Unfortunately, Congress has been as yet unequal to the task; has shied from even approaching this solemn responsibility while favoring a host of other deeply partisan and trivial activities; and has generally reflected the impoverishment of our political discourse at a time when richness, subtlety and vigor is required. It should also be noted that this impoverishment is succored immensely by the degraded ideological fatuity of the major human rights and civil liberties lobbies, whose reflexive, intemperate opposition to virtually every effort by the administration to address the unique problematics of international terrorism represents a particularly debilitating triumph of abstraction over practical sobriety. If the American Civil Liberties Union, for example, cannot recognize the plain fact that unabbreviated constitutional rights cannot and should not be extended to those waging war by treachery, with the purpose of overthrowing the society characterized by these rights, and the code of law which secures them; then a great organization has well and truly succumbed to the syndrome of ideology, and its influence must dwindle for our civilization to endure.
* Padilla, after more than three years in limbo as an enemy combatant, was eventually transferred to civilian court, convicted in August 2007 of conspiracy to wage overseas Jihad, and sentenced in 2008 to nearly 20 years in federal prison.
** Moussaoui was convicted in 2006 of a variety of terror charges, including conspiracy to hijack planes, and was sentenced to life in prison with the possibility of parole.
*** Reid pleaded guilty to numerous terror charges, was convicted in 2002, and sentenced in 2003 to life without parole.

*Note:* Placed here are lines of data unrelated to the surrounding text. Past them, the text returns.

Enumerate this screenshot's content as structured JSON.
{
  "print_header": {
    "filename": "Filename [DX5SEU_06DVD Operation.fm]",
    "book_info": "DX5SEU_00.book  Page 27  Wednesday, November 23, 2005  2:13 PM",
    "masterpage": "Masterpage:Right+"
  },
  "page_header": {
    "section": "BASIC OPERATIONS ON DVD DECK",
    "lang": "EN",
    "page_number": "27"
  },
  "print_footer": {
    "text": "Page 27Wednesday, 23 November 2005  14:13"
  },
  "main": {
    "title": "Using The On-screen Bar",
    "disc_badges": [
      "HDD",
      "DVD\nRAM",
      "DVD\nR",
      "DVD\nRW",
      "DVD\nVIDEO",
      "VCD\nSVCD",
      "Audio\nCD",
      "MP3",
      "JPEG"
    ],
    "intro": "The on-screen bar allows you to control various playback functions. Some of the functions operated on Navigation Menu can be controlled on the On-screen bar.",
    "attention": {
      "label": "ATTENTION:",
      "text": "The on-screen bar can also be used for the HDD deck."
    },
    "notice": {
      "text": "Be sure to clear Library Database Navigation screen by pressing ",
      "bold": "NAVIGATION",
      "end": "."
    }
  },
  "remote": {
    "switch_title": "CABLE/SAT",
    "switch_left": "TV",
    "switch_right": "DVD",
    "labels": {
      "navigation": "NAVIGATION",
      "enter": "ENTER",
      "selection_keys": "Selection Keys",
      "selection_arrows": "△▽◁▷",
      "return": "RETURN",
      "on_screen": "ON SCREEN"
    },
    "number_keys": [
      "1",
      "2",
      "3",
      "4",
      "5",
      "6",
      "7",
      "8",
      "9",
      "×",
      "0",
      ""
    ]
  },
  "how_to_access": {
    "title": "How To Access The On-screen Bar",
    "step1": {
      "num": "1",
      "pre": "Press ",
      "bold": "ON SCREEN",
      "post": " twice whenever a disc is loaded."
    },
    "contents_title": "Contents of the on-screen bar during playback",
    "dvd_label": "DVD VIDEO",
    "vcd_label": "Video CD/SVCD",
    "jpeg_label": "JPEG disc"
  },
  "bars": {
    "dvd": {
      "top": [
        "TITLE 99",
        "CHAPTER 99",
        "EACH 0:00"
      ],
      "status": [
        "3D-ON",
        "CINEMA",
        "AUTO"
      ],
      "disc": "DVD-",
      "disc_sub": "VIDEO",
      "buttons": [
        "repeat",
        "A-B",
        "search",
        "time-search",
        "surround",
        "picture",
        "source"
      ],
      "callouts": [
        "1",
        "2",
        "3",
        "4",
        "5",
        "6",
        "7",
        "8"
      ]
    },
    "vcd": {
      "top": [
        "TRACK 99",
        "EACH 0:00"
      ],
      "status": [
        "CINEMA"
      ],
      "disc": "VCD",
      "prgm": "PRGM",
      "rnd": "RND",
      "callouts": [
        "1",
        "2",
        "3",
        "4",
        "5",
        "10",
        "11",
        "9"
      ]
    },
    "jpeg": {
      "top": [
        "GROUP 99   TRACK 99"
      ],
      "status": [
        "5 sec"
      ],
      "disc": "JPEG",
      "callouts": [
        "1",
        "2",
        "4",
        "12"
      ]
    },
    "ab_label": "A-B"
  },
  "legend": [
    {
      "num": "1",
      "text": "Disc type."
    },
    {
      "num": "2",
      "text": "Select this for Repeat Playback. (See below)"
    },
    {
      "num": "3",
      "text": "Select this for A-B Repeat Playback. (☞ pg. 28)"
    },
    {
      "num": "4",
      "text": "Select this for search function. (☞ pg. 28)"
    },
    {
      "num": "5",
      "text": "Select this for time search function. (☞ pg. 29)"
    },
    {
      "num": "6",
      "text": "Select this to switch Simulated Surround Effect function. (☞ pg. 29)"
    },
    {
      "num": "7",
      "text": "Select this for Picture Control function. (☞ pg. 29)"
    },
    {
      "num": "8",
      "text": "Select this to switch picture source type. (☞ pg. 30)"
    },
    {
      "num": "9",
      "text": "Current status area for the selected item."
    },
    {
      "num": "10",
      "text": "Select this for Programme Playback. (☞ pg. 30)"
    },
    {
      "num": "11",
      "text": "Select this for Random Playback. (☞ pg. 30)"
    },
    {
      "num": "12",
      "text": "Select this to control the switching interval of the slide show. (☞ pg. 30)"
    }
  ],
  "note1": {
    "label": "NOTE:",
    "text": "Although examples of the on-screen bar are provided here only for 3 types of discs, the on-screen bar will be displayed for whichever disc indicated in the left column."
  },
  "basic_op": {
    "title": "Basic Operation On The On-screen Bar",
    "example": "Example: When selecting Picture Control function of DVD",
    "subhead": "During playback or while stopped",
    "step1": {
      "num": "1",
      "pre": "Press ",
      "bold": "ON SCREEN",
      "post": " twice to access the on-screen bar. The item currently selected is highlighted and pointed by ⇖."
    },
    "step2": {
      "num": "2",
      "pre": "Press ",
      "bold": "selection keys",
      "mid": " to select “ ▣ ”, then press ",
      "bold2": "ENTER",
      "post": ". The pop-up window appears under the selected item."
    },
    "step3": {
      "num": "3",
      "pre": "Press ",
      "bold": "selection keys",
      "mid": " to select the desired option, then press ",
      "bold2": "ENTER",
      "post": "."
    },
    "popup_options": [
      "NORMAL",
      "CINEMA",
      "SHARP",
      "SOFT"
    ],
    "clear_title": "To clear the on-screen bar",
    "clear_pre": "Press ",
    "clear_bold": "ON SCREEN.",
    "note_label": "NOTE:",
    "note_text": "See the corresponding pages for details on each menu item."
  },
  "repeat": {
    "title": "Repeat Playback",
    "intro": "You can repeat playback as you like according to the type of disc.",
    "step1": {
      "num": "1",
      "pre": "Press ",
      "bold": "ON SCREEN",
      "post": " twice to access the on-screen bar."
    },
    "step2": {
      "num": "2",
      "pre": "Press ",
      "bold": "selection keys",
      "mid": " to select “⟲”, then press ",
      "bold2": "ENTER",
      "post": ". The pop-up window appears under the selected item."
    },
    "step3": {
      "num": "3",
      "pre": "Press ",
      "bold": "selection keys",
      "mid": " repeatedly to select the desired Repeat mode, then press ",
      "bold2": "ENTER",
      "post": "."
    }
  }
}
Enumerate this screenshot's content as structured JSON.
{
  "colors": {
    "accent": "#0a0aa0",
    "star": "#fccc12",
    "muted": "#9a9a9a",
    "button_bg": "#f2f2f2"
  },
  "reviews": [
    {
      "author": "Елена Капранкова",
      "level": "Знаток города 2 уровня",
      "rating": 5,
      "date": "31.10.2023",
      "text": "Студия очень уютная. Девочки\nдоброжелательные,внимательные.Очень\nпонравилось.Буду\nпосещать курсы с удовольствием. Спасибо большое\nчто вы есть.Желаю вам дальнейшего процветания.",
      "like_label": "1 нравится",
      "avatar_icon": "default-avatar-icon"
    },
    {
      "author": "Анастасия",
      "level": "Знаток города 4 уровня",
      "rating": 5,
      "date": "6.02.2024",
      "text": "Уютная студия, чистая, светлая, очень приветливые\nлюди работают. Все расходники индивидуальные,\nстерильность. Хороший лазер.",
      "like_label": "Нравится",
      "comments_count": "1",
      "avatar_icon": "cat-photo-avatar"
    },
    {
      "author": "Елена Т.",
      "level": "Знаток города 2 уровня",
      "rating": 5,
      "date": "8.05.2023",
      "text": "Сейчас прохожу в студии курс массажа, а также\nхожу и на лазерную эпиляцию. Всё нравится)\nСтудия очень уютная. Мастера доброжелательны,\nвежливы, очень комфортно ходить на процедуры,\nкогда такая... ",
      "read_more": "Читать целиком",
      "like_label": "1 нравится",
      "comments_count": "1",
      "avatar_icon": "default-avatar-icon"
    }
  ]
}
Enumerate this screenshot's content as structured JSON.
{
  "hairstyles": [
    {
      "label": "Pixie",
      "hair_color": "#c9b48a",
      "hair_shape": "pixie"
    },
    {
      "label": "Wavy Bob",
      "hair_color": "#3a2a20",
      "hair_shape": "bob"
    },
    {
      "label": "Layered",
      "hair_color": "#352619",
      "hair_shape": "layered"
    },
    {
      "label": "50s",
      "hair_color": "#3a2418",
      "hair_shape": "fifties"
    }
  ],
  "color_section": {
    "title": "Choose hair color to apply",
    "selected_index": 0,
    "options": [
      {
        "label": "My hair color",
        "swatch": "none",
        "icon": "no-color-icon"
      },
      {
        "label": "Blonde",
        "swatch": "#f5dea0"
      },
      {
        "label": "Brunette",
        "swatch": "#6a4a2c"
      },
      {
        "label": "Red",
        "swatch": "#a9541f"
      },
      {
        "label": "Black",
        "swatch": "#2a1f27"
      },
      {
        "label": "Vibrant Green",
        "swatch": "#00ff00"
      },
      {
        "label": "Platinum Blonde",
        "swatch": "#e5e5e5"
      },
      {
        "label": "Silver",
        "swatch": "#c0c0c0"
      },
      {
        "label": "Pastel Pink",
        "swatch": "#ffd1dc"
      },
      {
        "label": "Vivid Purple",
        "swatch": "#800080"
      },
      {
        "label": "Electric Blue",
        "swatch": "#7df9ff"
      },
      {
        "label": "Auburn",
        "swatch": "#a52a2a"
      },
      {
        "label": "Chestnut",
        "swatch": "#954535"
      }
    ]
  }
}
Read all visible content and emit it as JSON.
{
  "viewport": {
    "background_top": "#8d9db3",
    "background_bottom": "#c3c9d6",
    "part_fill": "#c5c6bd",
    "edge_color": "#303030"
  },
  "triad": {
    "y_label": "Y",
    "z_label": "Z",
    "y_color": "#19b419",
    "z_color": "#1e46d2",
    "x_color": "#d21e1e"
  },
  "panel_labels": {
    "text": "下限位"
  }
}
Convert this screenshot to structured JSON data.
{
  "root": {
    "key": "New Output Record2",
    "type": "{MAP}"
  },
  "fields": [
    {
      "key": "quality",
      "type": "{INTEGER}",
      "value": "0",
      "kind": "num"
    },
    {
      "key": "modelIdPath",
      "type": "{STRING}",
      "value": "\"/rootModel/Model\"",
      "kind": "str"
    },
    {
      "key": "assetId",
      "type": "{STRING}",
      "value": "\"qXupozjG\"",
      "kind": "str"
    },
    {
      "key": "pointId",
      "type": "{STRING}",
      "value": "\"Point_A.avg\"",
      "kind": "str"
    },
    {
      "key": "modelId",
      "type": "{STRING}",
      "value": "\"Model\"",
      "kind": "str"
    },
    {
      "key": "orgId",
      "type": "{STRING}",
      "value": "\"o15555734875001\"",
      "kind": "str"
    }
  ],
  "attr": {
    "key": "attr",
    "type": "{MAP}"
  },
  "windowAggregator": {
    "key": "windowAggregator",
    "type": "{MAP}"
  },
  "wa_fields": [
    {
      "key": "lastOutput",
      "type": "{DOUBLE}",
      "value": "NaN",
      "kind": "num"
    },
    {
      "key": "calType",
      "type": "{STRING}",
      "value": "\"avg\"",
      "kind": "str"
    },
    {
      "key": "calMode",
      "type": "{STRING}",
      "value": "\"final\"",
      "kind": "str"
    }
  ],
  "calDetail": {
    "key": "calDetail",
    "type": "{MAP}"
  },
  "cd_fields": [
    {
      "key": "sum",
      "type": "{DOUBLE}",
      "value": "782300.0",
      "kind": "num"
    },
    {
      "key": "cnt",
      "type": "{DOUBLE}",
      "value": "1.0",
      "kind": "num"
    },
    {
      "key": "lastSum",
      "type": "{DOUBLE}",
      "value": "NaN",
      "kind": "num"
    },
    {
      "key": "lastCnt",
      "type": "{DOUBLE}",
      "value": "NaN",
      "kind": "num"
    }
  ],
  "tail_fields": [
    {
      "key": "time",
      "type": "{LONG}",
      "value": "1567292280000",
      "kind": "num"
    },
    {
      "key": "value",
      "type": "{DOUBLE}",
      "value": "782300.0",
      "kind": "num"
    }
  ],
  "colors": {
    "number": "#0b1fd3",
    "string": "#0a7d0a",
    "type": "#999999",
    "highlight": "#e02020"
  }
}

**** Lindh pleaded guilty to terror-related crimes, including service in the Taliban army, and was sentenced to 20-years in prison in 2002.